## Action item
Lines with the word "click" in them are the ones to copy from the records.

Collection entries
Segment Open
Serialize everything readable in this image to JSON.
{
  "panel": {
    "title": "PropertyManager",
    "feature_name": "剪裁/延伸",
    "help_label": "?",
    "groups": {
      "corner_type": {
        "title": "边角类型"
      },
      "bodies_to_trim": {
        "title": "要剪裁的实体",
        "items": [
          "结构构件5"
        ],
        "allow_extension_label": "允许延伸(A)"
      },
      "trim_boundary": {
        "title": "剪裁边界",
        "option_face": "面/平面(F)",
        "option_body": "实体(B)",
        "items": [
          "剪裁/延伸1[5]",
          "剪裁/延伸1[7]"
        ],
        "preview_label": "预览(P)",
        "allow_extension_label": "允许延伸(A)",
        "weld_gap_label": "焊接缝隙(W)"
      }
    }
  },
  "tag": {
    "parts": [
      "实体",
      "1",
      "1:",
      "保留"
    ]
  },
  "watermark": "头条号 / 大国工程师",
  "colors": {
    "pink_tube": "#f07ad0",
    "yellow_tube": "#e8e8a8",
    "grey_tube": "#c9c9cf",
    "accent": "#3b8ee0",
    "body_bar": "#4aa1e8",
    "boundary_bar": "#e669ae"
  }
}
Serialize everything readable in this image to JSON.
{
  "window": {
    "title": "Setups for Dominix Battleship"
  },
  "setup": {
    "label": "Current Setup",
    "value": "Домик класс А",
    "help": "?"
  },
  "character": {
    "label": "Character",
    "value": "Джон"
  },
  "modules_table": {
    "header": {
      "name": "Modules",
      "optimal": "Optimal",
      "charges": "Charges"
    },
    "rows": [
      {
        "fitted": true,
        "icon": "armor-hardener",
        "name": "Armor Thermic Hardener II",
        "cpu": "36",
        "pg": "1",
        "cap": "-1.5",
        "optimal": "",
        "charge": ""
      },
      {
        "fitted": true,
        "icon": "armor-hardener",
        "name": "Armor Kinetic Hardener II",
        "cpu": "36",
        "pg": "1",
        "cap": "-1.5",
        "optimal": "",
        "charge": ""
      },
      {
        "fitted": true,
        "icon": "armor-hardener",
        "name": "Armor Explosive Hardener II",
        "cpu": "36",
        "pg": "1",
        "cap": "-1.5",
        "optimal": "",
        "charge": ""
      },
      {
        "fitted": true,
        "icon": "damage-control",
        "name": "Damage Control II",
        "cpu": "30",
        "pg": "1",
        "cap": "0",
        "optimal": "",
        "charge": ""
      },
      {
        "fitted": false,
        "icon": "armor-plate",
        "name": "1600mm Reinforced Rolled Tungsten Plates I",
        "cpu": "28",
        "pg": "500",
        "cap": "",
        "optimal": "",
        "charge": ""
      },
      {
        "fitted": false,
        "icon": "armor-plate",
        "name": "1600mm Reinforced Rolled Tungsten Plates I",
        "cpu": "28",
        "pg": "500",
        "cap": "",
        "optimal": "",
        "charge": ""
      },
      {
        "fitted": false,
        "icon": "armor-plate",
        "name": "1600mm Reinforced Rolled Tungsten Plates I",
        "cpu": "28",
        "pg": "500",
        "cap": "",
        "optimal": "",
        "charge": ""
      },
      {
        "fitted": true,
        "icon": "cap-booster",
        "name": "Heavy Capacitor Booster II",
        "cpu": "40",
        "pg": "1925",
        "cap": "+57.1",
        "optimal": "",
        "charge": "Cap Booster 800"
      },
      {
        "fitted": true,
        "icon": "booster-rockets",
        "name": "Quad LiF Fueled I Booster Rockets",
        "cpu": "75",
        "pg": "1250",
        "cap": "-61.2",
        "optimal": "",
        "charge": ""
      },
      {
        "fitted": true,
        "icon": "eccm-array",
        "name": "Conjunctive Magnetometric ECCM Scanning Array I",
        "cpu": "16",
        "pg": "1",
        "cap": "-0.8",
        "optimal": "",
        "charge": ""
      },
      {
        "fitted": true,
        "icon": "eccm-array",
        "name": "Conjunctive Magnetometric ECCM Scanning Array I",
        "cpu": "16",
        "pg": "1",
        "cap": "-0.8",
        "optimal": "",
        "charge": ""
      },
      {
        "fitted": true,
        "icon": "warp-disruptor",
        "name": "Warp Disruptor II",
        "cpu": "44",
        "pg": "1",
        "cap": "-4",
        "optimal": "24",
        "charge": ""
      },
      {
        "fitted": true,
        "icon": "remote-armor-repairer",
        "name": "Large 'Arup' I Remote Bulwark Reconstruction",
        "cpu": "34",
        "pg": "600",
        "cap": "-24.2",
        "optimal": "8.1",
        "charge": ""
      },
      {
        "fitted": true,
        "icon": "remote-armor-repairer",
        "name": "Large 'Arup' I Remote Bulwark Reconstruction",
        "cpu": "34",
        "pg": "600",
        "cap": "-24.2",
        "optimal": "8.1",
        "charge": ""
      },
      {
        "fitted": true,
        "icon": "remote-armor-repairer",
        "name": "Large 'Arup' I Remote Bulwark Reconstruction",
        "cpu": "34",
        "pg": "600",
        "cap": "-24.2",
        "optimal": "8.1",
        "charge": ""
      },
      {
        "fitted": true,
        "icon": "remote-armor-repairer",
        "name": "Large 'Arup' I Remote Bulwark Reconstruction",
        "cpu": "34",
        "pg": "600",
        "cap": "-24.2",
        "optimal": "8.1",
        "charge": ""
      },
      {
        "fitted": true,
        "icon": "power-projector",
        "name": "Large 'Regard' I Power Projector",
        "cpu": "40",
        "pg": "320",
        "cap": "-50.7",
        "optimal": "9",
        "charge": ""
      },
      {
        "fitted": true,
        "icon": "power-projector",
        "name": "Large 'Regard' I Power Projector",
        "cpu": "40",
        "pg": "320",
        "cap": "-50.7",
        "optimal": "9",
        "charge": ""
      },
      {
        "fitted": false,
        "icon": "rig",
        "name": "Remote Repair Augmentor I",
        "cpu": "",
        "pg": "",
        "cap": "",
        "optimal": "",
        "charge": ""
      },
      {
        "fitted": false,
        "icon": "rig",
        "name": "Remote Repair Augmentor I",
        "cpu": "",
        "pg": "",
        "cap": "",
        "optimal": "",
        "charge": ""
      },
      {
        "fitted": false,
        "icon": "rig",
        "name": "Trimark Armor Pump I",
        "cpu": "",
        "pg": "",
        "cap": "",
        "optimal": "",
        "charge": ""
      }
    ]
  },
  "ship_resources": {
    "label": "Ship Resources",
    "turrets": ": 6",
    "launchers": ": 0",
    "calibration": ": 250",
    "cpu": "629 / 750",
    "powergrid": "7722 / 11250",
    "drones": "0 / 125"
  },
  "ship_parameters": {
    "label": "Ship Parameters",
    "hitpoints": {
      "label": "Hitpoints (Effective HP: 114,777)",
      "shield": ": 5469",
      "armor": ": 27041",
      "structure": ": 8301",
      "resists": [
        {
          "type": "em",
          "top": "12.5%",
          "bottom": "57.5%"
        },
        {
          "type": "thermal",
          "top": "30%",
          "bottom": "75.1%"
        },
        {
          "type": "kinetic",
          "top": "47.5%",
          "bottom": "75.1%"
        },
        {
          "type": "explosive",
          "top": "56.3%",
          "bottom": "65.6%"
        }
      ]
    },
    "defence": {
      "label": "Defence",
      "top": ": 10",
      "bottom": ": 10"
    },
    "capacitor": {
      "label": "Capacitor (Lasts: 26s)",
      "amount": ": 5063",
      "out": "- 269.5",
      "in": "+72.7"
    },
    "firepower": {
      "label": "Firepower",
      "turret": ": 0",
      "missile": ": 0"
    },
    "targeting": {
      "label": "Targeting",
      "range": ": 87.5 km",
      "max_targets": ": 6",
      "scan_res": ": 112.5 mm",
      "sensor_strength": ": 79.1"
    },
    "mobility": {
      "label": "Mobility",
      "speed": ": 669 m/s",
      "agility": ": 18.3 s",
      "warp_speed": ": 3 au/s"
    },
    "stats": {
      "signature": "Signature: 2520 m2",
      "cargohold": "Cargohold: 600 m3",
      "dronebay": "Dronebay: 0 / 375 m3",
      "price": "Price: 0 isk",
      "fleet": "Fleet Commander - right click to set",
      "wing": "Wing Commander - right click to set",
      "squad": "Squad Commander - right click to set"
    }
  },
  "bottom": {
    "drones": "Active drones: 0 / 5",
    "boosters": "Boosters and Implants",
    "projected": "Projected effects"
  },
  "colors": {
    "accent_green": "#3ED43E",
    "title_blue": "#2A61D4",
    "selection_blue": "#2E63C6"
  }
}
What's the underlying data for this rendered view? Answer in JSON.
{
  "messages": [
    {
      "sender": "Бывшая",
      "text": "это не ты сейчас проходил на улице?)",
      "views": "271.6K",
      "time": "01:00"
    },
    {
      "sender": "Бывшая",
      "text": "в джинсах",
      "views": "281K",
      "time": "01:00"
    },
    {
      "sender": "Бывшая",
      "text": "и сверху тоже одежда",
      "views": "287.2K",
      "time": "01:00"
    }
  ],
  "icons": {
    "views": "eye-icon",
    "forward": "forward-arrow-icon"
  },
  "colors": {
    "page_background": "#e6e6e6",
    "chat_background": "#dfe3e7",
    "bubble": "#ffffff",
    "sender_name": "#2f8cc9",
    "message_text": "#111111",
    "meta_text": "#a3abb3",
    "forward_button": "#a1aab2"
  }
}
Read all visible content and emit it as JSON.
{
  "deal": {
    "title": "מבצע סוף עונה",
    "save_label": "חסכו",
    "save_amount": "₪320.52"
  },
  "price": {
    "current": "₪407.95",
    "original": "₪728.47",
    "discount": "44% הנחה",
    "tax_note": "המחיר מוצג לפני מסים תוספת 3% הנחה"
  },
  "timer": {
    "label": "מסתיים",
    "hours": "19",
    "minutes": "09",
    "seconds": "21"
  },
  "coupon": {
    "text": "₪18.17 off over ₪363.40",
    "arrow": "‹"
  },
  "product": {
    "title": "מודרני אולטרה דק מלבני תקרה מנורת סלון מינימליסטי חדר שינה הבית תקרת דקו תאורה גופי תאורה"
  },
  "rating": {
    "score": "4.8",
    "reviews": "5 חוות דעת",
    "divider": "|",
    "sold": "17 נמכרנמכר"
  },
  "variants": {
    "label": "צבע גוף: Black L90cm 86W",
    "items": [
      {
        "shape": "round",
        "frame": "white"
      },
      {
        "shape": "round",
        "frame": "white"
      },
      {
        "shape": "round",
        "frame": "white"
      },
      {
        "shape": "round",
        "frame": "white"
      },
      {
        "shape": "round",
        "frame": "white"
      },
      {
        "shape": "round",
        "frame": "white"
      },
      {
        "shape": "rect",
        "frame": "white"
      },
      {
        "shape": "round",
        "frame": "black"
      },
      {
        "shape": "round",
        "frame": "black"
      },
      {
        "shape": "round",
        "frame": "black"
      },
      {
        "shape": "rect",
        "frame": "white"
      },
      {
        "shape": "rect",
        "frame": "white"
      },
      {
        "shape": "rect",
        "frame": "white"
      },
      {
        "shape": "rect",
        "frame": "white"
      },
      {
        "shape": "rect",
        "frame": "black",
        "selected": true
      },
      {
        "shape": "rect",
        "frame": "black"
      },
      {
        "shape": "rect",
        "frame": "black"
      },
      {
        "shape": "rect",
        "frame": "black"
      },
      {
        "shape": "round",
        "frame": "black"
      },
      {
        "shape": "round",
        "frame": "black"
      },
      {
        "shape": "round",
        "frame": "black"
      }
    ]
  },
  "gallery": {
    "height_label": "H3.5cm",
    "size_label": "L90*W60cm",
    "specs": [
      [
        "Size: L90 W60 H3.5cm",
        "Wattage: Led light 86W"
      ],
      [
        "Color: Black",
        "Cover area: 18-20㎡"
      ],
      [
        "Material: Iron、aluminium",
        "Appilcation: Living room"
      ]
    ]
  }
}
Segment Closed
## Expected output
      "fleet": "Fleet Commander - right click to set",
      "wing": "Wing Commander - right click to set",
      "squad": "Squad Commander - right click to set"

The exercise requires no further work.